- _Requirement_:
Reproduce each line of the material precisely.

+++

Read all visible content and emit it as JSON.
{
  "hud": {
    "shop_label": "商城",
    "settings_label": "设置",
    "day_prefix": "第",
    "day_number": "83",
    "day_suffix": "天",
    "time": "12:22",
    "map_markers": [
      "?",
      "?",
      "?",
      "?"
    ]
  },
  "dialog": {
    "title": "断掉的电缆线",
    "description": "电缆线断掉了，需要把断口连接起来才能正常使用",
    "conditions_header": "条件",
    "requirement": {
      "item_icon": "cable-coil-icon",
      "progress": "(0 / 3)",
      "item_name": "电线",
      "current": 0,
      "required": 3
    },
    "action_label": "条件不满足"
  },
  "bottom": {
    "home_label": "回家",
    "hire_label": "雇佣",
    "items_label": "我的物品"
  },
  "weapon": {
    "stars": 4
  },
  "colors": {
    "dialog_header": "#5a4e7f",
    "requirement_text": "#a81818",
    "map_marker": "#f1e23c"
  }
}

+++

- _Solution for this problem_:
Read all visible content and emit it as JSON.
{
  "hud": {
    "shop_label": "商城",
    "settings_label": "设置",
    "day_prefix": "第",
    "day_number": "83",
    "day_suffix": "天",
    "time": "12:22",
    "map_markers": [
      "?",
      "?",
      "?",
      "?"
    ]
  },
  "dialog": {
    "title": "断掉的电缆线",
    "description": "电缆线断掉了，需要把断口连接起来才能正常使用",
    "conditions_header": "条件",
    "requirement": {
      "item_icon": "cable-coil-icon",
      "progress": "(0 / 3)",
      "item_name": "电线",
      "current": 0,
      "required": 3
    },
    "action_label": "条件不满足"
  },
  "bottom": {
    "home_label": "回家",
    "hire_label": "雇佣",
    "items_label": "我的物品"
  },
  "weapon": {
    "stars": 4
  },
  "colors": {
    "dialog_header": "#5a4e7f",
    "requirement_text": "#a81818",
    "map_marker": "#f1e23c"
  }
}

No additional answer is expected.